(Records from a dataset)
⁂

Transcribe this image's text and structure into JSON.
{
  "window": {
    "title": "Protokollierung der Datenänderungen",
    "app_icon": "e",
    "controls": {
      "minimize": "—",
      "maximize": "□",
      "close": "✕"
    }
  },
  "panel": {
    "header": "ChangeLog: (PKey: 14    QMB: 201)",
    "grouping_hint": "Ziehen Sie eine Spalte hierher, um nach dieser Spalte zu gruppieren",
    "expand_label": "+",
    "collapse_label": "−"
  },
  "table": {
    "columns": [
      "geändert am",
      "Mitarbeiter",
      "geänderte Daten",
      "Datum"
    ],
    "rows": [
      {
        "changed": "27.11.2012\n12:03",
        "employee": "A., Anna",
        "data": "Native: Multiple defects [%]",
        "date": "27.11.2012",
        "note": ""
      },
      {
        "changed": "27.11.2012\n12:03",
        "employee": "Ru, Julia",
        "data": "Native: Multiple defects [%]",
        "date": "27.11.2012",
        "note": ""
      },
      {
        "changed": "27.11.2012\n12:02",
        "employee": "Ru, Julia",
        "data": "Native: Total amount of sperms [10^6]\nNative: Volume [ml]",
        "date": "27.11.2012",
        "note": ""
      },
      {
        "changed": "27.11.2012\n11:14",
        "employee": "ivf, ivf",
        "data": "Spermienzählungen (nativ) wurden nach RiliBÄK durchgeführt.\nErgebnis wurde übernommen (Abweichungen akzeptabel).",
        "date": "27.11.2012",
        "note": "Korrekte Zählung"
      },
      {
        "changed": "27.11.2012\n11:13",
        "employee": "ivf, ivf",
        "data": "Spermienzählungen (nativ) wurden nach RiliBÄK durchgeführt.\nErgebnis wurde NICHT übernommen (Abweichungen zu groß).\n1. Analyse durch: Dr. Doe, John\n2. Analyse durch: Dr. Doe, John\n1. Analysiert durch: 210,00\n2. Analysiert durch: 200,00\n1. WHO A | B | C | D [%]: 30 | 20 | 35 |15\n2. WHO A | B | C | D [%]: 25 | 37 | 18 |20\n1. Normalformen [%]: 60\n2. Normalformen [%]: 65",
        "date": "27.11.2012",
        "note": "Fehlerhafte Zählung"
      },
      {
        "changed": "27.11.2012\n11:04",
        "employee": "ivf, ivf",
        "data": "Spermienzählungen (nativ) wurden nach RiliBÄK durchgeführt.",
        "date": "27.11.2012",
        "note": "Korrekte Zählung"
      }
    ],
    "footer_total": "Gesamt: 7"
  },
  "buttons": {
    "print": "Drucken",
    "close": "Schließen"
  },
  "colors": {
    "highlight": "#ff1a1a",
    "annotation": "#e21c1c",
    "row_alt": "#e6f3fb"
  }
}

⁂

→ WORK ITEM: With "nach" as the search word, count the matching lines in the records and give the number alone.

→ FINAL ANSWER: 4